The Ridiculous: The whole film is ridiculous, but in a good way that adds to the enjoyment. However, from a logic point of view (and with a movie like The Savage Girl, logic very rarely enters into the equation so I don’t know why I even bring it up) some things are more ridiculous than others. First and foremost is the titular ‘Savage Girl’. Now, sadly I was not raised in the jungle Tarzan style but I know that even in a movie jungle I wouldn’t last long. Quite how Rochelle Hudson made it five minutes in the green hell is a mystery. When we first see her, she is cuddling some leopard cubs and seems to understand monkey language, which are both great jungle goddess skills to have (she also seems to have great jungle goddess skills in makeup and hair considering she is immaculately turned out despite probably living full time in a tree). However, some of her other survival abilities are a bit lacking. She screams at a leopard as if she has never seen one before (maybe it wanted its cubs back?) and thus gives herself away to the party of explorers. What’s more she is eventually trapped by being attracted to a shiny thing (aka a mirror) attached to a branch, which causes her to fall into a freshly dug hole. One would think that she would be fully acquainted with shiny things given the obvious amount of time she spends applying her foundation every morning in the mirror, but perhaps her jungle compact had become worn and dull from so much use. Anyway, as ridiculous as the movie is, the idea that somehow she is the mythical White Goddess that inspires awe and fear in the local tribesmen is a bit farfetched since she seems scared of the (fully grown ) animals and can’t see a large trap staring her in the face. In fact, her character brings up more questions than answers. Sadly, and not unexpectedly the movie spends absolutely no effort in answering any of them.

Is it worth watching?: If you like low budget jungle adventures (and let’s face it, who doesn’t?) then this is a superior example of the genre and about as good as you are going to get until the advent Monogram a decade later, The Savage Girl has a rather charming touch of whimsy that is highly unusual for a Poverty Row picture and this combined with a frisson of Pre Code raunch, a solid cast of character actors and the delectable Rochelle Hudson in a leopard skin, the whole affair is an overachieving delight.

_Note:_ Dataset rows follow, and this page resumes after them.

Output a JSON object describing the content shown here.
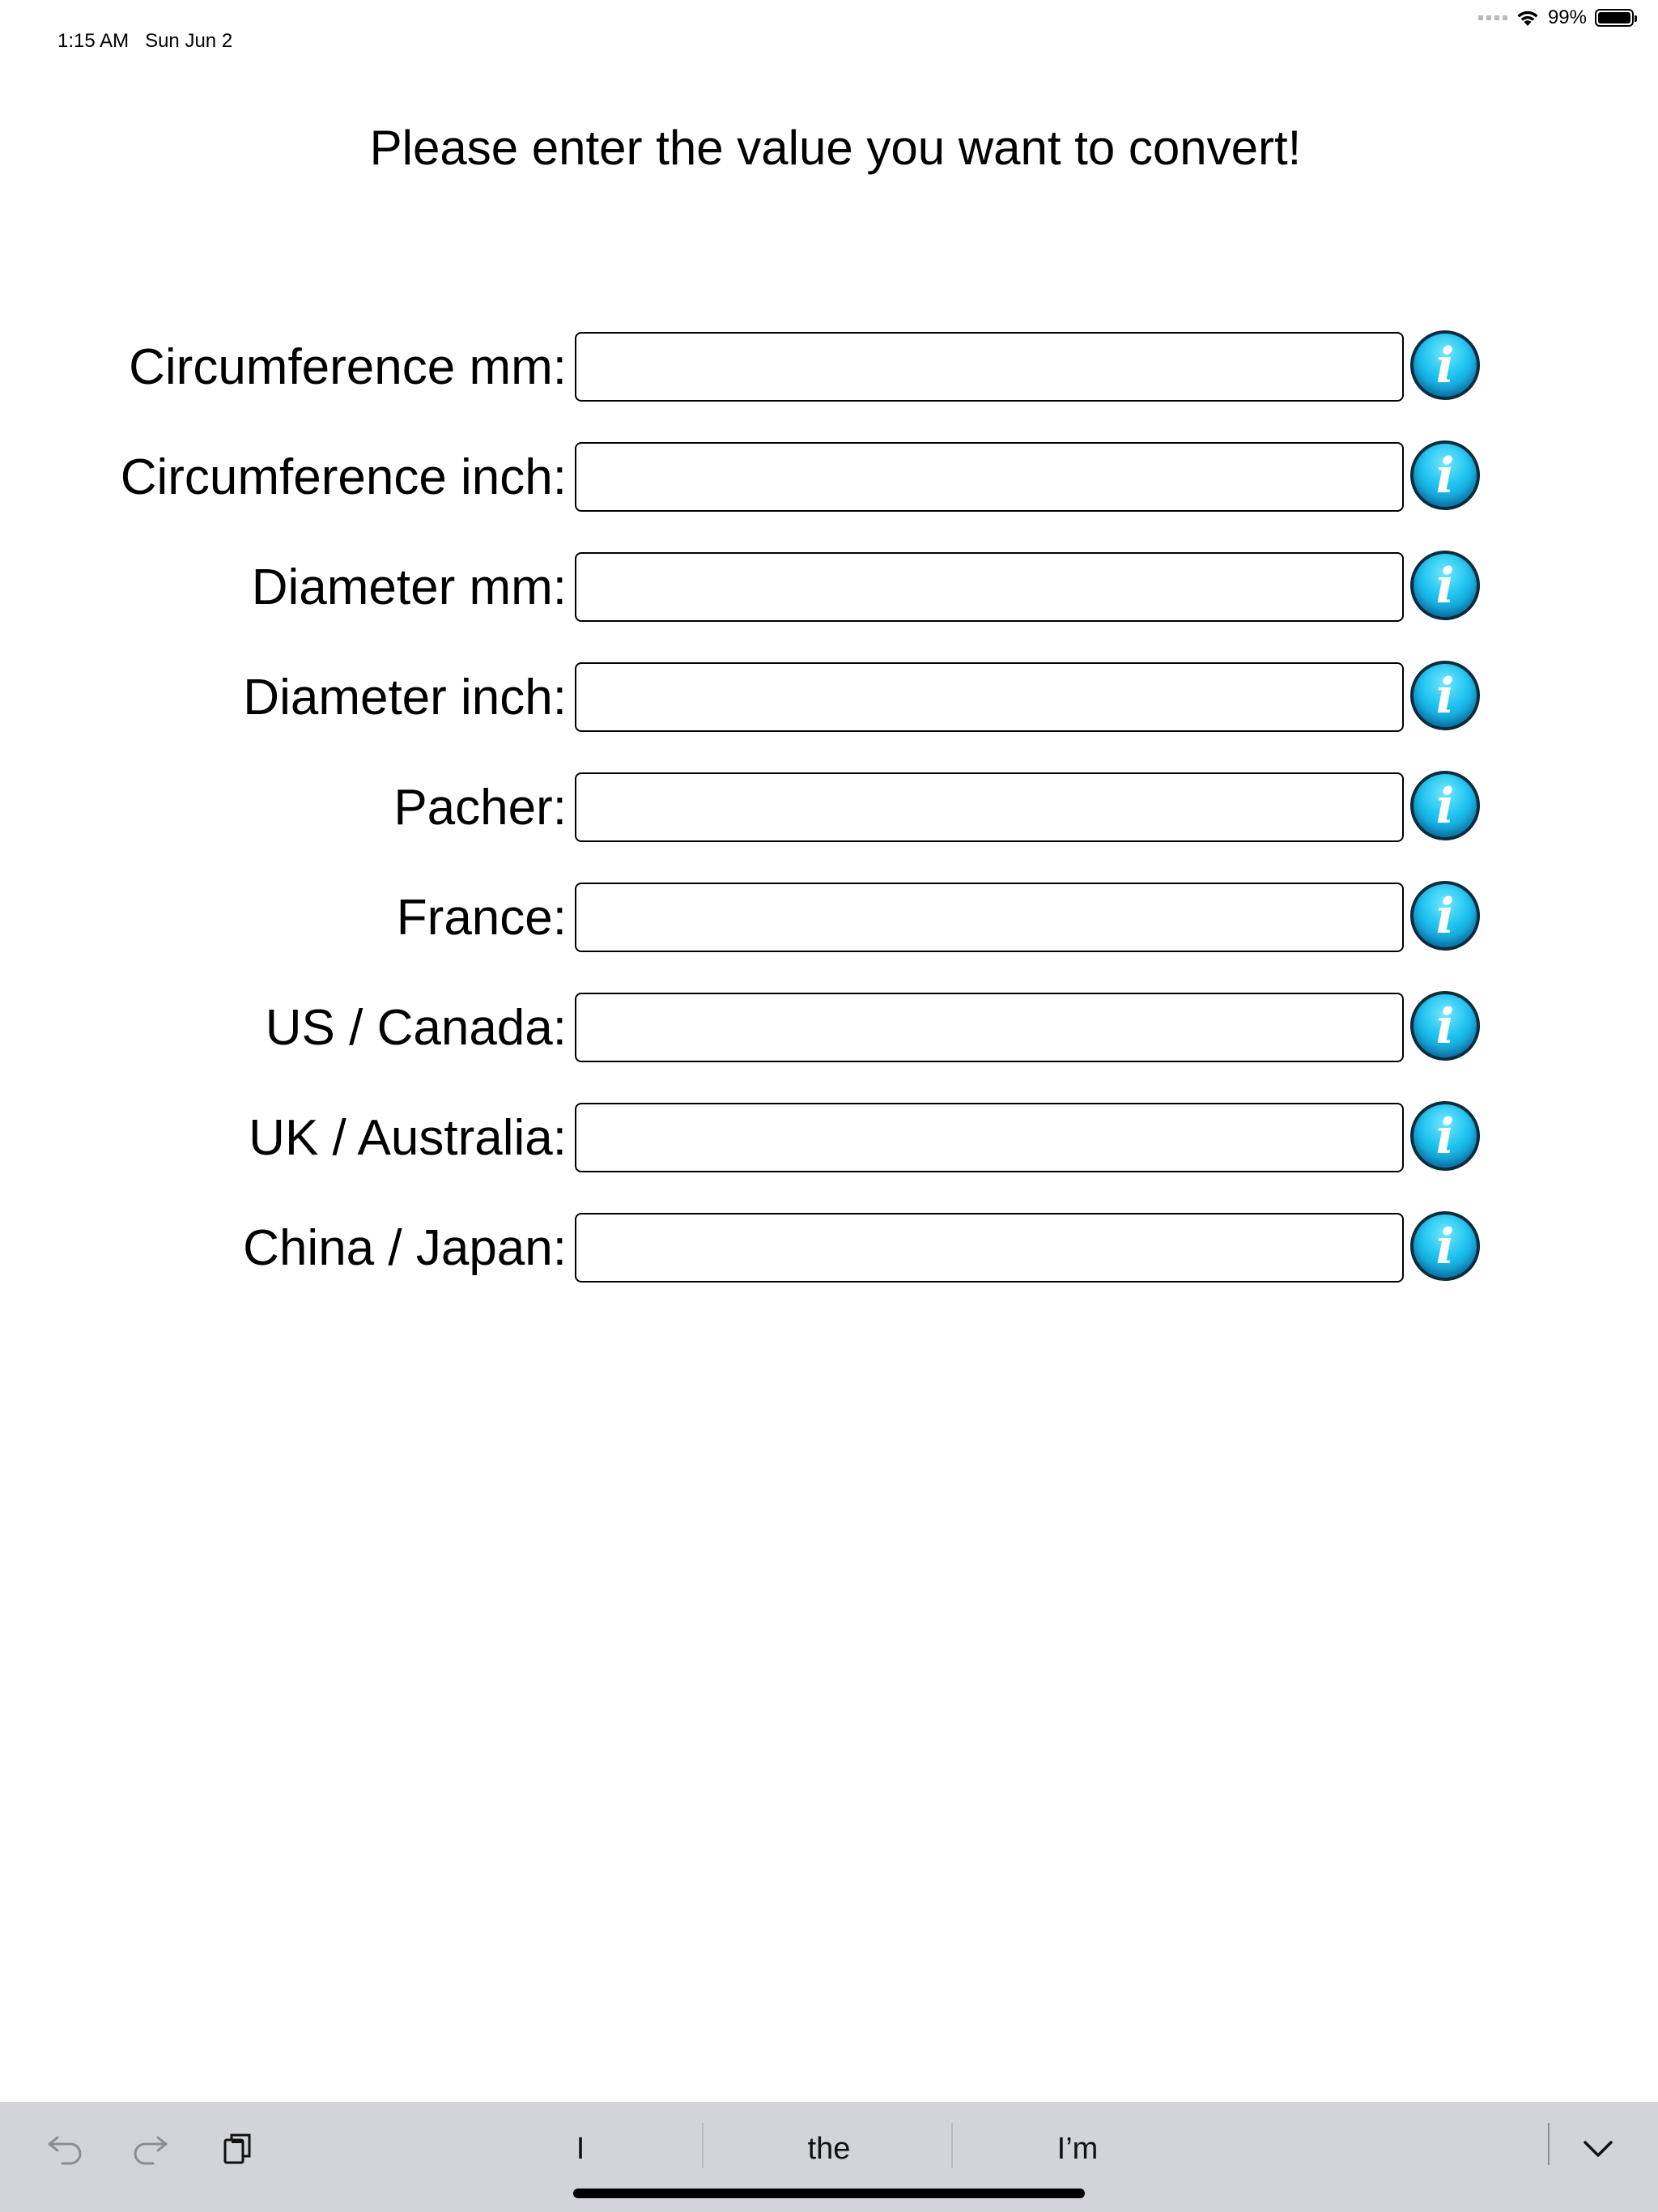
{
  "status_bar": {
    "time": "1:15 AM",
    "date": "Sun Jun 2",
    "battery": "99%",
    "battery_level": 0.99,
    "icons": [
      "cellular-dots-icon",
      "wifi-icon",
      "battery-icon"
    ]
  },
  "title": "Please enter the value you want to convert!",
  "fields": [
    {
      "id": "circumference-mm",
      "label": "Circumference mm:",
      "value": "",
      "placeholder": ""
    },
    {
      "id": "circumference-inch",
      "label": "Circumference inch:",
      "value": "",
      "placeholder": ""
    },
    {
      "id": "diameter-mm",
      "label": "Diameter mm:",
      "value": "",
      "placeholder": ""
    },
    {
      "id": "diameter-inch",
      "label": "Diameter inch:",
      "value": "",
      "placeholder": ""
    },
    {
      "id": "pacher",
      "label": "Pacher:",
      "value": "",
      "placeholder": ""
    },
    {
      "id": "france",
      "label": "France:",
      "value": "",
      "placeholder": ""
    },
    {
      "id": "us-canada",
      "label": "US / Canada:",
      "value": "",
      "placeholder": ""
    },
    {
      "id": "uk-australia",
      "label": "UK / Australia:",
      "value": "",
      "placeholder": ""
    },
    {
      "id": "china-japan",
      "label": "China / Japan:",
      "value": "",
      "placeholder": ""
    }
  ],
  "info_button": {
    "glyph": "i",
    "icon": "info-icon",
    "color": "#1ec1ef"
  },
  "keyboard_bar": {
    "left_icons": [
      "undo-icon",
      "redo-icon",
      "paste-icon"
    ],
    "suggestions": [
      "I",
      "the",
      "I’m"
    ],
    "right_icon": "chevron-down-icon",
    "background": "#d2d4da"
  }
}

There are certainly worse ways involving gorillas to spend 60 minutes of your time.

Random Quote: “Keep away from men. We’ve all got a little of the tramp in us”